Journalism isn't so glamorous.
A transit home for boys who are in conflict with the law, ex-combatants or having trouble with their parents emits the sound of joy that makes the hard work of reintegration look fun.
Charles, a former fighter, believes the U.S. is a land of freedom and looks forward to the day he could enter the country. Freedom, he believes, will turn his skin as light as a white person.
MUZAFFARPUR, India -- Looking out over gray waters that have drowned the rice paddies that are his livelihood, laborer Bhavat Nagar swore no flood he could recall came close to the size of the latest monsoon deluge that also washed away most of his village and a neighbor's child.
"This is the worst it has been," he said, shaking his head. "We always lose a little, but now we have lost everything. I don't know what to do."
David Gibson and his girlfriend Grace live with their one-month-old baby in a makeshift shack in Monrovia. A sole breadwinner and amputee, David hopes his son will have a better life than he had.

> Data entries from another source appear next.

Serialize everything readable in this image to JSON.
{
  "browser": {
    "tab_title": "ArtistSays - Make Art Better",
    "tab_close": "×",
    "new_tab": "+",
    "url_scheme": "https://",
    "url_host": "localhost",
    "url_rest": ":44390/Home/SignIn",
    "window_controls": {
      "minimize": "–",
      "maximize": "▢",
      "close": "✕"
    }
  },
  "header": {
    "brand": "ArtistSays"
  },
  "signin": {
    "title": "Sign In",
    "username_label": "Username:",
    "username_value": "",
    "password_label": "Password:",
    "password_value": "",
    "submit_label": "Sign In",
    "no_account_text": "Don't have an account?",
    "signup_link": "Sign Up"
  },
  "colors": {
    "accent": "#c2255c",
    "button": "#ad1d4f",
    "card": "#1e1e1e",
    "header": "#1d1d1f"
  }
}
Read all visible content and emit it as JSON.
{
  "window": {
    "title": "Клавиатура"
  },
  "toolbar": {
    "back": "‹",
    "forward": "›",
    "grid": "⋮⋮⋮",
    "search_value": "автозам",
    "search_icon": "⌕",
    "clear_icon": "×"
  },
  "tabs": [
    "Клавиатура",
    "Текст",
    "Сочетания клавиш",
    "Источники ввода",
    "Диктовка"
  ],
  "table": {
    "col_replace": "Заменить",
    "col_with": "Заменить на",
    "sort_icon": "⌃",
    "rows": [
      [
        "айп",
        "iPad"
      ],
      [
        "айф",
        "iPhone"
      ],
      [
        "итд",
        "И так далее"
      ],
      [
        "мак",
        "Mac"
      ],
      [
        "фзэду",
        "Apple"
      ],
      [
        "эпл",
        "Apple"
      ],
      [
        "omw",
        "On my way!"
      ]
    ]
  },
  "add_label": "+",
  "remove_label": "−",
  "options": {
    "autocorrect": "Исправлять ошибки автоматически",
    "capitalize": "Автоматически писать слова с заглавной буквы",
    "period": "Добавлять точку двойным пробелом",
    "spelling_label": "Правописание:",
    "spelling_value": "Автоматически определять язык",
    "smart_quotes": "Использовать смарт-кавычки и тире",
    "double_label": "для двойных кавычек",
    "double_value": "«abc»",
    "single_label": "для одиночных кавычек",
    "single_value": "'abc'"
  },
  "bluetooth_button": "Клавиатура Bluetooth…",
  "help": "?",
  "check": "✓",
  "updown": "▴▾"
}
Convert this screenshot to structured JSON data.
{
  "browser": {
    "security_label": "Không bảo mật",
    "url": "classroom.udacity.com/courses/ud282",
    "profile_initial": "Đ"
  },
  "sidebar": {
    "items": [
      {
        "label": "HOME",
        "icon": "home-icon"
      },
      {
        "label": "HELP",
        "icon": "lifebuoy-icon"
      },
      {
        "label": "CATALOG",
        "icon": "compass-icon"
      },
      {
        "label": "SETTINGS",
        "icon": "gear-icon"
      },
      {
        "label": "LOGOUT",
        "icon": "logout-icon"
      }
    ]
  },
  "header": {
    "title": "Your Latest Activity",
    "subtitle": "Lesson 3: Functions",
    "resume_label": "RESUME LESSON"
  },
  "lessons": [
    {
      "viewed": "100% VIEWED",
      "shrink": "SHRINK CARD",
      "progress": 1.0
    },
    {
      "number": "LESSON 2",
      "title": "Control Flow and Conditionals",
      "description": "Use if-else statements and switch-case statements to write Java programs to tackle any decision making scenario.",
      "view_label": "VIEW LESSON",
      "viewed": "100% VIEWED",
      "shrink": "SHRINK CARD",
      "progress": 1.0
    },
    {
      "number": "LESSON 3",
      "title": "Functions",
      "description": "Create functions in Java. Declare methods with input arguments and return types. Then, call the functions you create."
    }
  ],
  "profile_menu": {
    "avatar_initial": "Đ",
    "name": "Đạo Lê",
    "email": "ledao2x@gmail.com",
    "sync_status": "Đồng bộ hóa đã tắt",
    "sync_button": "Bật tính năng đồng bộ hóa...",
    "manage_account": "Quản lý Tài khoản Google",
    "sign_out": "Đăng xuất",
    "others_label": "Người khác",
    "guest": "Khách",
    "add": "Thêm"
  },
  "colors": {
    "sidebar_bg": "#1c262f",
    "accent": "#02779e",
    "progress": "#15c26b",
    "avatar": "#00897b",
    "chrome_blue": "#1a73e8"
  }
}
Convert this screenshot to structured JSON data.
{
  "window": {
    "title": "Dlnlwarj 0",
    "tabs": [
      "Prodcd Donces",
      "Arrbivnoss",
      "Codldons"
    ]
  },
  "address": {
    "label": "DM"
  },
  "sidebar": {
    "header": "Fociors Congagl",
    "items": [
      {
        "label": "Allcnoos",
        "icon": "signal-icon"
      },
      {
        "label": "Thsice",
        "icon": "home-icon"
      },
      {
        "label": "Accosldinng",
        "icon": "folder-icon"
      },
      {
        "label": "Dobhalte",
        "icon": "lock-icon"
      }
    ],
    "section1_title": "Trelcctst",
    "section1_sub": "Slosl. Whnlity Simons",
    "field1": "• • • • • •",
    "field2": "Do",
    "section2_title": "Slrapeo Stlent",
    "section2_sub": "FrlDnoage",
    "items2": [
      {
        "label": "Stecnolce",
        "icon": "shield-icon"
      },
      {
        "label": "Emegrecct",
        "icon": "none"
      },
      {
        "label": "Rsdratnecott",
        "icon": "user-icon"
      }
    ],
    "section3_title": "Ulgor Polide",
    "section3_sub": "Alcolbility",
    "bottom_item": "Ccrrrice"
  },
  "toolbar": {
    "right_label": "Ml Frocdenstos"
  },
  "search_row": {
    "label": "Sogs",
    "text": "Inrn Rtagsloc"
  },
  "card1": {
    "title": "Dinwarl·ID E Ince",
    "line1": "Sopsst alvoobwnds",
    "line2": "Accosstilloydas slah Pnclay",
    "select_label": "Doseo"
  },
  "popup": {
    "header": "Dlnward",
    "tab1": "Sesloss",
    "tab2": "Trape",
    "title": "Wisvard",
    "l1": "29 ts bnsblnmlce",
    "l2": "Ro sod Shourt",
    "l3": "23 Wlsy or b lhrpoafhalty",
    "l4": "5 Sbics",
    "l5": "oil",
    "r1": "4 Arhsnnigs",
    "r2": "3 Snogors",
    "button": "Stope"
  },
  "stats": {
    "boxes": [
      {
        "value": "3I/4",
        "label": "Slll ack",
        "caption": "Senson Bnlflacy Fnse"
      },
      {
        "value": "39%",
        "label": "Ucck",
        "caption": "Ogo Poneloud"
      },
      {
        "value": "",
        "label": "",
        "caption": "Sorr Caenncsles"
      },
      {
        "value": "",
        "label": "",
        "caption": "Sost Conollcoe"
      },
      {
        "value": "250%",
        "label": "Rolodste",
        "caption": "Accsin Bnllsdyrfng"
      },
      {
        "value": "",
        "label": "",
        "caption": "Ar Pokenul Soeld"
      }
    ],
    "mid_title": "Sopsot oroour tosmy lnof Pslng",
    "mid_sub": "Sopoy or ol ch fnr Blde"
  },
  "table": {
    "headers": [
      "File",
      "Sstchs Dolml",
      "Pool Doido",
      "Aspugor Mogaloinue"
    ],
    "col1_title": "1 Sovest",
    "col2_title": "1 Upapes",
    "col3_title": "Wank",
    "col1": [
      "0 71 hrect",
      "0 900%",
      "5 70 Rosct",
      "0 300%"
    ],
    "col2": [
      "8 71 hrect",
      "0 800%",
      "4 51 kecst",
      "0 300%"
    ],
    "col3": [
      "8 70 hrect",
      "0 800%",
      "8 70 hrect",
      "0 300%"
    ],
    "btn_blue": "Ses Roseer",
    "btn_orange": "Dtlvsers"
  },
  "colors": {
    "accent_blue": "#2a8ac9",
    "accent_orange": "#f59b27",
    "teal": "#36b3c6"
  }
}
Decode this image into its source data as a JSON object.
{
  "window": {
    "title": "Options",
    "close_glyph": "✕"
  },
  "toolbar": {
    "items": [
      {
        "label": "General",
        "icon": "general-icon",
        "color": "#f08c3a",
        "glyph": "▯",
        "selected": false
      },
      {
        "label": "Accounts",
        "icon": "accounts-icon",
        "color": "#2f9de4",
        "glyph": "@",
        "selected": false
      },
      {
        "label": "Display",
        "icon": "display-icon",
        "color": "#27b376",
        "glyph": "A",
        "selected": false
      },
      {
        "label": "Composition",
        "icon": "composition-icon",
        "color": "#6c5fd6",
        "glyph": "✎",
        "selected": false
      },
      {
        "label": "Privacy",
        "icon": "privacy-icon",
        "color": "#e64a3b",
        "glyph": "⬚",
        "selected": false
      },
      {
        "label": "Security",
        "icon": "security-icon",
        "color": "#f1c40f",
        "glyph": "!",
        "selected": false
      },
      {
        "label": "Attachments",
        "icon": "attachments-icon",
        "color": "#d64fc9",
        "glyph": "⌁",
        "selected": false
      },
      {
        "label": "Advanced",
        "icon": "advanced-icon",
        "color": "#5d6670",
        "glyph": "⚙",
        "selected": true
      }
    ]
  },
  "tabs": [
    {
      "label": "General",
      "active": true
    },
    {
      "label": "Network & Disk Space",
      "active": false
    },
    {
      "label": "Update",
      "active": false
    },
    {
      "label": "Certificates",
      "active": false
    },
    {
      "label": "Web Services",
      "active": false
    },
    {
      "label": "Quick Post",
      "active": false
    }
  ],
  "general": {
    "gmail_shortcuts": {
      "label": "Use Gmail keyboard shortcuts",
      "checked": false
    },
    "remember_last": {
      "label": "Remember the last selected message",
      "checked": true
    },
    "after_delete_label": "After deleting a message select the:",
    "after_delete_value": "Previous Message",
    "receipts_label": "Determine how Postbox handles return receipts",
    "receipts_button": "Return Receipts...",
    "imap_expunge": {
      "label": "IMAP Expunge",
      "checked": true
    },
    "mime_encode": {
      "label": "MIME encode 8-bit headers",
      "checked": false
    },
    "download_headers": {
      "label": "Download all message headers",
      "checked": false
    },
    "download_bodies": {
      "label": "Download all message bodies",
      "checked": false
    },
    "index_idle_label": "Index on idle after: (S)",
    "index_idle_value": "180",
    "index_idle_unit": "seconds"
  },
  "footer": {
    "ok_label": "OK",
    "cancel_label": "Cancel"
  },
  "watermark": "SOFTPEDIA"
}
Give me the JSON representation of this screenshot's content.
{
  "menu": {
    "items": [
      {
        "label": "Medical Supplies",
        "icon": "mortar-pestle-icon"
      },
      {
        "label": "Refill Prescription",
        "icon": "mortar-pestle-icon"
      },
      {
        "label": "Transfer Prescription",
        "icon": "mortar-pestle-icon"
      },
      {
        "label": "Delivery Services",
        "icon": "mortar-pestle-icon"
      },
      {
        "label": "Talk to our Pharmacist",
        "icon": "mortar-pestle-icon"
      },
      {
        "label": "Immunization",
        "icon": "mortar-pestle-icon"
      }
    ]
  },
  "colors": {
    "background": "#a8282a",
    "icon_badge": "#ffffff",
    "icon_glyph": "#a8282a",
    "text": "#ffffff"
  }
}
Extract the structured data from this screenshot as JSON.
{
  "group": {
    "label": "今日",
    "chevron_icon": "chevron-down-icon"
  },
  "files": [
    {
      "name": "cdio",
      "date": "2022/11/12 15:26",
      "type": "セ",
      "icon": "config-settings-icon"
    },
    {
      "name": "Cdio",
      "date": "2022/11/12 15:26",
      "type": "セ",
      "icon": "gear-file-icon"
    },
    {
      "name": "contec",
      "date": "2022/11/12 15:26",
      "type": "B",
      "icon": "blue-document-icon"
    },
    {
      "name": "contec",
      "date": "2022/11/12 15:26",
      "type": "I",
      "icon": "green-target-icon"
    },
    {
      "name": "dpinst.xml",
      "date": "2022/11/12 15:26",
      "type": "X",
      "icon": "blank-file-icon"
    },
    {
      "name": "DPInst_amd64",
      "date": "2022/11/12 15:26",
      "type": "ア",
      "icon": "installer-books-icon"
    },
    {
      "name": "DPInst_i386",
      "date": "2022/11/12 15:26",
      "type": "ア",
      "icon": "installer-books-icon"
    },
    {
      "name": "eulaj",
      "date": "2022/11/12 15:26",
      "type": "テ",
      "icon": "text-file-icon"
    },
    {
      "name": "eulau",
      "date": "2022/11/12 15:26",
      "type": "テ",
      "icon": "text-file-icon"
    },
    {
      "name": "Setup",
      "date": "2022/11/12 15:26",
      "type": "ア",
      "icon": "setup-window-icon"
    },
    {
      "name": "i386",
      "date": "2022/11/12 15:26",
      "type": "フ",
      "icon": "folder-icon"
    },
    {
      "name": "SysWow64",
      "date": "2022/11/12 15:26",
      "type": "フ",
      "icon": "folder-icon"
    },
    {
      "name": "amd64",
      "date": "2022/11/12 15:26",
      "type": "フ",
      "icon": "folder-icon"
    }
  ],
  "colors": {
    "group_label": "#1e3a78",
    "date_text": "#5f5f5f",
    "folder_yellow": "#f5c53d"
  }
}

Many Liberians wish to come to the U.S., hoping for better opportunities. But those who have been to the U.S., like Chico, realized that grave challenges exist no matter where they go.
After the civil war, many Liberian youth found themselves at the margins of the society, struggling to get by. Some, like Peter Fayah and David Gibson, survive by relying upon “the grace of God.”
MUZAFFARPUR, India -- In the six weeks since their village was swallowed by floodwaters, Chaitu Sahani and his family have watched helplessly as government aid deliveries pass their new home.
Along with thousands of other refugees, they live in shoddy tarpaulin tents that stretch for miles along one of the few still operable highways in this dirt-poor northern Bihar state.
Why the food trucks don't stop now, they cannot understand.
Liberia's civil war brought together those who once fought for Charles Taylor. Despite being marginalized after the war, the group has formed strong relationships that can lead to reintegration.
Liberians who fled the country as a result of the 14-year civil war had to undergo medical examination upon returning to Robert International Airport in Monrovia, Liberia's capital.
Although the UNHCR's official repatriation program is over, 65 Liberians who went into exile because of the 14-year civil war were given the opportunity to come home.
It was a day of connections in Liberia for Pulitzer Center grantee Ruthie Ackerman. She met with relatives of Liberians who fled the 14-year civil war and are trying to make a living in Staten Island.